KABUL: A Taliban police official says at least 100 people have been killed and wounded in a mosque explosion targeting Shiite Muslims in northern Afghanistan.
Dost Mohammad Obaida says the "majority of them have been killed."
The blast was suicide attack, a Taliban official has claimed.
There was no immediate claim for the blast in Kunduz province, but Islamic State militants have a long history of attacking Afghanistan's Shiite Muslim minority.
If confirmed, the death toll in Friday's attack would be the highest in an attack by militants since U.S. and NATO troops left Afghanistan at the end of August and the Taliban took control of the country.
Residents of Kunduz, the capital of a province of the same name, told AFP the blast hit a Shiite mosque during Friday prayers, the most important of the week for Muslims.
Zalmai Alokzai, a local businessman who rushed to Kunduz Provincial Hospital to check whether doctors needed blood donations, described horrific scenes.
"I saw more than 40 dead bodies," he told AFP. "Ambulances were going back to the incident scene to carry the dead."
An international aid worker at the MSF hospital in the city told AFP there were fears the death toll could rise.
"Hundreds of people are gathered at the main gate of the hospital and crying for their relatives but armed Taliban guys are trying to prevent gatherings in case another explosion is planned," he said.
- Frightened crowds -
Graphic images shared on social media, which could not immediately be verified, showed several bloodied bodies lying on the floor.
Another video showed men shepherding people, including women and children, away from the scene.
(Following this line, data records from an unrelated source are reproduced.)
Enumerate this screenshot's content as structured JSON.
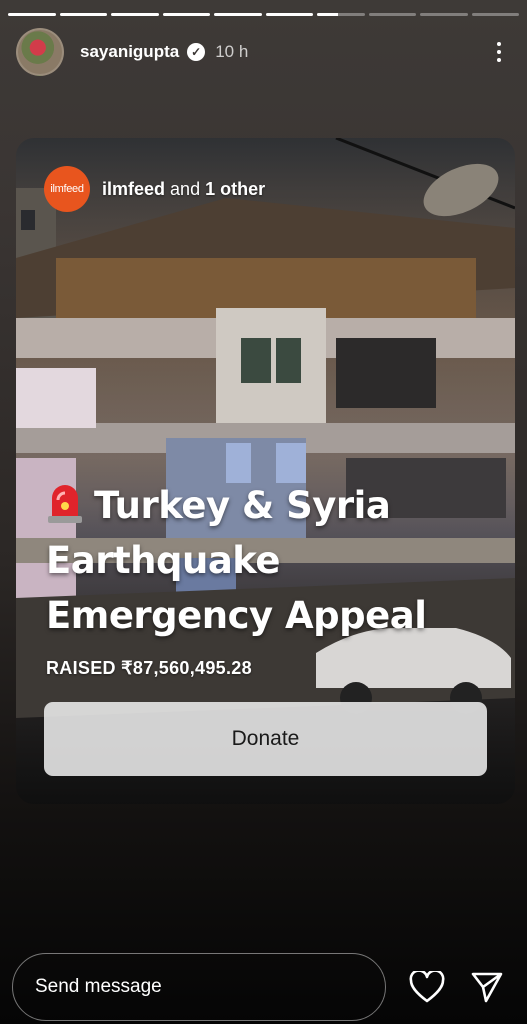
{
  "story": {
    "progress_segments": 10,
    "progress_current_fill": 0.45,
    "progress_completed": 6
  },
  "header": {
    "username": "sayanigupta",
    "verified_glyph": "✓",
    "time": "10 h",
    "icons": {
      "avatar": "profile-avatar",
      "verified": "verified-badge-icon",
      "more": "more-options-icon"
    }
  },
  "post": {
    "credit_logo_text": "ilmfeed",
    "credit_name": "ilmfeed",
    "credit_and": "and",
    "credit_others": "1 other",
    "headline": "Turkey & Syria Earthquake Emergency Appeal",
    "headline_icon": "siren-icon",
    "raised_label": "RAISED",
    "raised_amount": "₹87,560,495.28",
    "donate_label": "Donate"
  },
  "footer": {
    "message_placeholder": "Send message",
    "icons": [
      "heart-icon",
      "send-icon"
    ]
  },
  "colors": {
    "brand_orange": "#e8551e",
    "button_bg": "#ececec",
    "siren_red": "#e0242b"
  }
}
Frightened crowds thronged the streets.
Kunduz's location makes it a key transit point for economic and trade exchanges with Tajikistan.
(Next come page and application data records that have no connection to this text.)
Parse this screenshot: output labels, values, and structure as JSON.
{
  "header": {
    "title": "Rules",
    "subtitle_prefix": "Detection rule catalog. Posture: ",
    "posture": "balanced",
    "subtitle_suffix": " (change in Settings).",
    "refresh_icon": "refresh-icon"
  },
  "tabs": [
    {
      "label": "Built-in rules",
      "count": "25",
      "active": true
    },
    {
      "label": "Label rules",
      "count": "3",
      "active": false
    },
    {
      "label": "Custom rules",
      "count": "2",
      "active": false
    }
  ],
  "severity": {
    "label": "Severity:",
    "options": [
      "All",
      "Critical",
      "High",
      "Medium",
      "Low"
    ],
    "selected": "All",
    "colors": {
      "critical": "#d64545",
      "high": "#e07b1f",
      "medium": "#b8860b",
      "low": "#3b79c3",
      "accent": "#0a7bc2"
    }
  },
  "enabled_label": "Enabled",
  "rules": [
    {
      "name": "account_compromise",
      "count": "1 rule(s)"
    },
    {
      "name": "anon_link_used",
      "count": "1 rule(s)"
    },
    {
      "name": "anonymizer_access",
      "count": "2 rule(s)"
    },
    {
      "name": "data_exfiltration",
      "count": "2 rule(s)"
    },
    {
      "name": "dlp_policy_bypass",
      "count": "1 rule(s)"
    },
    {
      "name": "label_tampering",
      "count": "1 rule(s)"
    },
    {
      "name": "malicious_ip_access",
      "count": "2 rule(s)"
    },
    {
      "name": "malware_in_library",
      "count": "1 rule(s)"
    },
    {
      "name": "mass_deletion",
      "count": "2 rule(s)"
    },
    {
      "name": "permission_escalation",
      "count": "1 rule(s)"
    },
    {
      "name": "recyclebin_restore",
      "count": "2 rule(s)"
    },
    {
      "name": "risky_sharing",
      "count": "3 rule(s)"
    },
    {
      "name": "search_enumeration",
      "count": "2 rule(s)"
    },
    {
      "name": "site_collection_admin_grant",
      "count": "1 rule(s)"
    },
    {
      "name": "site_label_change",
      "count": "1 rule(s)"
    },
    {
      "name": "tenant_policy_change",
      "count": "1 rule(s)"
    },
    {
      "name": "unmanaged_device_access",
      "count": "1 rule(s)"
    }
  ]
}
It was the scene of fierce battles as the Taliban fought their way back into power this year.
Often targeted by Sunni extremists, Shiite Muslims have suffered some of Afghanistan's most violent assaults, with rallies bombed, hospitals targeted and commuters ambushed.
Shiites make up roughly 20 percent of the Afghan population. Many of them are Hazara, an ethnic group that has been heavily persecuted in Afghanistan for decades.
(With inputs from AP, AFP)